§ ABOUT THIS EXERCISE
Show every line of the data where the word "clicking" can be found.

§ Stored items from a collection
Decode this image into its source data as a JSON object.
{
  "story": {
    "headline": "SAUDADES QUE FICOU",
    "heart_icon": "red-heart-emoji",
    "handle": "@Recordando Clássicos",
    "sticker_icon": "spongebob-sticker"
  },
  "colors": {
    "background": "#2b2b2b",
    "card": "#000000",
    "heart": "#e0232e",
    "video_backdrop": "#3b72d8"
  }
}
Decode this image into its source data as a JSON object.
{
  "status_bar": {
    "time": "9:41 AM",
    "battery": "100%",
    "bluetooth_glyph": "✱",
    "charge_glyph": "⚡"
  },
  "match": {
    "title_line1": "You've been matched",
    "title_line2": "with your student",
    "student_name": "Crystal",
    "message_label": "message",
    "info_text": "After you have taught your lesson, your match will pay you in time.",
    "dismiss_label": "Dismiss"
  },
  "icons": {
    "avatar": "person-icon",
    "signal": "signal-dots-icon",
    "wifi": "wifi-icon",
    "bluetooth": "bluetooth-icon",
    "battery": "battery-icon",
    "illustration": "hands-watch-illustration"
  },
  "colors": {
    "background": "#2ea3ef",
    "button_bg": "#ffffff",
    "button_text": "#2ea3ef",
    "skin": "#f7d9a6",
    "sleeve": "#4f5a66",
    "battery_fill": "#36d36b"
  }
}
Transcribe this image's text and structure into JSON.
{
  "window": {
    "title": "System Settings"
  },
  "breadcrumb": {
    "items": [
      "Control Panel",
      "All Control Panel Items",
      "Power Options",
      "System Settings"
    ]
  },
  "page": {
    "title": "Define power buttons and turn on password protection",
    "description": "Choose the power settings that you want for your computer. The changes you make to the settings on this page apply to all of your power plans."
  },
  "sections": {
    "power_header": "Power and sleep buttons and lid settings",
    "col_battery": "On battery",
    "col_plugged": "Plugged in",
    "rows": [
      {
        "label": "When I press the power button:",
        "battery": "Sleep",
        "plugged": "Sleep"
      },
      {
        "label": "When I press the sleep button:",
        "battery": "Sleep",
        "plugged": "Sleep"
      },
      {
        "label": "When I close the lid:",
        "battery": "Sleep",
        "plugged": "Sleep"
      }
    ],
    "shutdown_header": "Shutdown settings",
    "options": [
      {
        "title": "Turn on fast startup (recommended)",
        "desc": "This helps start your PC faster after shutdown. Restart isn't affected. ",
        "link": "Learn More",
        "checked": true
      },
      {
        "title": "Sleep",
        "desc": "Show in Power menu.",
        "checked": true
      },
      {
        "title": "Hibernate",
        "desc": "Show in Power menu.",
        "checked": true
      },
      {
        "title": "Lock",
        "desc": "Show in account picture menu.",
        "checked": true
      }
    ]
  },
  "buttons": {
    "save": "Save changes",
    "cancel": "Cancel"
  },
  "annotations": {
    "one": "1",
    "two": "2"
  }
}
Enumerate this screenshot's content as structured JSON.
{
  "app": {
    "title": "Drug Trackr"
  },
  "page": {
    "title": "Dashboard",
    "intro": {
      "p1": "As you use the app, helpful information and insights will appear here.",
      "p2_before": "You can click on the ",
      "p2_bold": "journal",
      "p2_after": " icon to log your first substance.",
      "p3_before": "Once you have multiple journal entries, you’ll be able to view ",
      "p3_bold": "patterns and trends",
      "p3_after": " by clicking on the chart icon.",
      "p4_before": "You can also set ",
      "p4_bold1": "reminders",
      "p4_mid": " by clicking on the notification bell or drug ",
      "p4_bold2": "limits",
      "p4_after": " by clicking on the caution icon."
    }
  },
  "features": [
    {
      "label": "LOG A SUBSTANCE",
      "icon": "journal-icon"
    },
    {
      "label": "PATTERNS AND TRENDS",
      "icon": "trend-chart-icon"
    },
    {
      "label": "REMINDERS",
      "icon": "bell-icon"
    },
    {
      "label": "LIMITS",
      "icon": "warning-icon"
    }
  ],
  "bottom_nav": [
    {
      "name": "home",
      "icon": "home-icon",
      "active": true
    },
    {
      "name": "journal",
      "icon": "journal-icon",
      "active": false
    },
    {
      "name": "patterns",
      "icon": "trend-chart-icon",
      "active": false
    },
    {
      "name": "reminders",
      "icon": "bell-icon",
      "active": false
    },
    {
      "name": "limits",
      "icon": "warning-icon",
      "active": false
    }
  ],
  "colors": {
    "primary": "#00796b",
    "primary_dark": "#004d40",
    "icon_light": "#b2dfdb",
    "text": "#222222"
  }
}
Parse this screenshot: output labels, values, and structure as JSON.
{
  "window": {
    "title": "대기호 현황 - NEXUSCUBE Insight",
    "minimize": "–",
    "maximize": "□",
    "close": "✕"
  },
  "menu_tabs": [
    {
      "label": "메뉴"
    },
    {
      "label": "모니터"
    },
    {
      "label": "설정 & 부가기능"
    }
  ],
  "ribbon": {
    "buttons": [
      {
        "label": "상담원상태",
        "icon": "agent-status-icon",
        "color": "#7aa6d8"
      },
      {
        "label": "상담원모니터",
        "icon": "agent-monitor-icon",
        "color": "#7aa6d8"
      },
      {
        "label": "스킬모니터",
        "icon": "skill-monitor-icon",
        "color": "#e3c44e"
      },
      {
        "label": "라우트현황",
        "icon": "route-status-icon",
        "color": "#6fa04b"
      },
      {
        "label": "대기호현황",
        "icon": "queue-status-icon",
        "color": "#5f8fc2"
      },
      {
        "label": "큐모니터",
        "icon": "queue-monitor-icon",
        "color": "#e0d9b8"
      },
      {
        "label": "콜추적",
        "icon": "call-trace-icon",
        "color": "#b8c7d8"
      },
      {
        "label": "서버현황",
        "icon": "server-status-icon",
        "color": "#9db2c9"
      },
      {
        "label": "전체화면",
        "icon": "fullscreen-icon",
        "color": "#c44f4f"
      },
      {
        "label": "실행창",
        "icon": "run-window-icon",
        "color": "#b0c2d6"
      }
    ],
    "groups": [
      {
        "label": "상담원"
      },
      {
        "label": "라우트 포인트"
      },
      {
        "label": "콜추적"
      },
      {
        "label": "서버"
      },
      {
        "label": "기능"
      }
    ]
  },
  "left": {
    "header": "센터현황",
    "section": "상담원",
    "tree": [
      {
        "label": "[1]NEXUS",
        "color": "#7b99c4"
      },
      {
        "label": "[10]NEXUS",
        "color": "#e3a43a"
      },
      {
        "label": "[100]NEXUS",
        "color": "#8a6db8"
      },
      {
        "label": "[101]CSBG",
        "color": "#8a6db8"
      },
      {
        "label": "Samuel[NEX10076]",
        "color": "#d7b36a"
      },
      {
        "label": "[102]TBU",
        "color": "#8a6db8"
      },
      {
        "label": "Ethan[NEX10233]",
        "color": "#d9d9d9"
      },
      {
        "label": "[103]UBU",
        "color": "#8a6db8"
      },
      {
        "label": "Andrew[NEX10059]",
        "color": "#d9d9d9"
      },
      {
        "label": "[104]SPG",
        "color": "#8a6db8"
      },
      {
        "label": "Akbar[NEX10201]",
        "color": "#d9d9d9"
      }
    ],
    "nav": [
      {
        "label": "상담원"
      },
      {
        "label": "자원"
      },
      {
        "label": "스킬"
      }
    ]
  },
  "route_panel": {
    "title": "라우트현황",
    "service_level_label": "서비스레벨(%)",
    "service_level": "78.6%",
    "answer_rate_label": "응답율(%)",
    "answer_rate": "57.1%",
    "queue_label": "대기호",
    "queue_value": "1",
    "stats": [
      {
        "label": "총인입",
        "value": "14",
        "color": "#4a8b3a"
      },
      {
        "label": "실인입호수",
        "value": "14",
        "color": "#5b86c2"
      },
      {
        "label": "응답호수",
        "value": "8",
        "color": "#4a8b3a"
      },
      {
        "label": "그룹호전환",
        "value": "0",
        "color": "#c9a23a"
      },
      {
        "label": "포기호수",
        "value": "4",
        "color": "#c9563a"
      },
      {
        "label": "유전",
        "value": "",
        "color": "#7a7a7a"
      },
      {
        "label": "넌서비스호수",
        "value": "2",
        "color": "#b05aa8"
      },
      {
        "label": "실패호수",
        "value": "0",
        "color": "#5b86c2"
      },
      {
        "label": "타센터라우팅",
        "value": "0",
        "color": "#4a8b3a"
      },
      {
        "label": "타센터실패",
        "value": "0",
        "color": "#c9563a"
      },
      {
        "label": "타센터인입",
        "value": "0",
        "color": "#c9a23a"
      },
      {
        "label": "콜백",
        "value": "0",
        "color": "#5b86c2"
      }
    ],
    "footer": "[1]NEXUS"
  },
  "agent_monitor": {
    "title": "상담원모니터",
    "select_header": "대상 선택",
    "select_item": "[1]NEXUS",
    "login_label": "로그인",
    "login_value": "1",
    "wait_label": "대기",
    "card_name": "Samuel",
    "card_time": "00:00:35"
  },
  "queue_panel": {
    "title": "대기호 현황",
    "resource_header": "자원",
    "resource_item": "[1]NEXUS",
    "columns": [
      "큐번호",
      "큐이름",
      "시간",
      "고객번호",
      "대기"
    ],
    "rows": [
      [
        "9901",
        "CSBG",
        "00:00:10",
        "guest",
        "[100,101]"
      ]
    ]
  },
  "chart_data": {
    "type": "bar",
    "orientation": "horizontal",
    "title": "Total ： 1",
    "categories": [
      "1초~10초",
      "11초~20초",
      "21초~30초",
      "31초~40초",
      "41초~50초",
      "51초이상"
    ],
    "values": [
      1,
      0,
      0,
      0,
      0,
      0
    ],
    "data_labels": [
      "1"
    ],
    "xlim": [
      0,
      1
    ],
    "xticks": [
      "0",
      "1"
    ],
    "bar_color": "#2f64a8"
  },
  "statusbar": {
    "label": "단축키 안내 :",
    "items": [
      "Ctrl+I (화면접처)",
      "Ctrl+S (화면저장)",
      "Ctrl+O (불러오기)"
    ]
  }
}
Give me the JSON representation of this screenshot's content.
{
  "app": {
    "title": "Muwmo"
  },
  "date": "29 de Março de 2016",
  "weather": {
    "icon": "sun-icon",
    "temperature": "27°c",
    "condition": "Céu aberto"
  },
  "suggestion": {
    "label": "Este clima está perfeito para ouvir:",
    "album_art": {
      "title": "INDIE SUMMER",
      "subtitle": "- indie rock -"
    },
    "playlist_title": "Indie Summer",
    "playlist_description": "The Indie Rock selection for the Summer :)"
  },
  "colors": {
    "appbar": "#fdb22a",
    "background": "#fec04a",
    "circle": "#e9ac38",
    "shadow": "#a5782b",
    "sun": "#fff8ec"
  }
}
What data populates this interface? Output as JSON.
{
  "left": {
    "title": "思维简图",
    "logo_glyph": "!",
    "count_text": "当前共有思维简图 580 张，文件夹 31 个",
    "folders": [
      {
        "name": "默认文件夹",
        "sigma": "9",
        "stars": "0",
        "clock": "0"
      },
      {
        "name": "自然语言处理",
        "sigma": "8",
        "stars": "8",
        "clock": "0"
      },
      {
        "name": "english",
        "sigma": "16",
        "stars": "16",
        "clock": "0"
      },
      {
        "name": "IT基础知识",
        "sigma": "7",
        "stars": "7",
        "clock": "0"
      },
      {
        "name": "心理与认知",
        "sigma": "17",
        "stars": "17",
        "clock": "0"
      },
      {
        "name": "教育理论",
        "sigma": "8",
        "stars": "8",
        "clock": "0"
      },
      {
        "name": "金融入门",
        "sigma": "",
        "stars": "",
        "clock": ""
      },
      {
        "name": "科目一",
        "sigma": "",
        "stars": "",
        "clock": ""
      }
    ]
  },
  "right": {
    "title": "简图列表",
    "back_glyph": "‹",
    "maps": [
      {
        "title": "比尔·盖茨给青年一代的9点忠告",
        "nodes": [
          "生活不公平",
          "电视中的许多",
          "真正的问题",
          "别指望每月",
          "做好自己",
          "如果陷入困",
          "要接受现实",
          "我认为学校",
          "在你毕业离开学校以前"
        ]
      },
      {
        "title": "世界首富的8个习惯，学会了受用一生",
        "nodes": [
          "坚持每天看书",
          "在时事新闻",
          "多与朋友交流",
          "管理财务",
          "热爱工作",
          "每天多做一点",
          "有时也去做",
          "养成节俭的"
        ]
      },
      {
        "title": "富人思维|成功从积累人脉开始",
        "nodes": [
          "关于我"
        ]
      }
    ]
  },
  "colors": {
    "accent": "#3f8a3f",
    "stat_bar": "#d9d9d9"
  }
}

§ ANSWER SPACE
      "p3_after": " by clicking on the chart icon.",
      "p4_mid": " by clicking on the notification bell or drug ",
      "p4_after": " by clicking on the caution icon."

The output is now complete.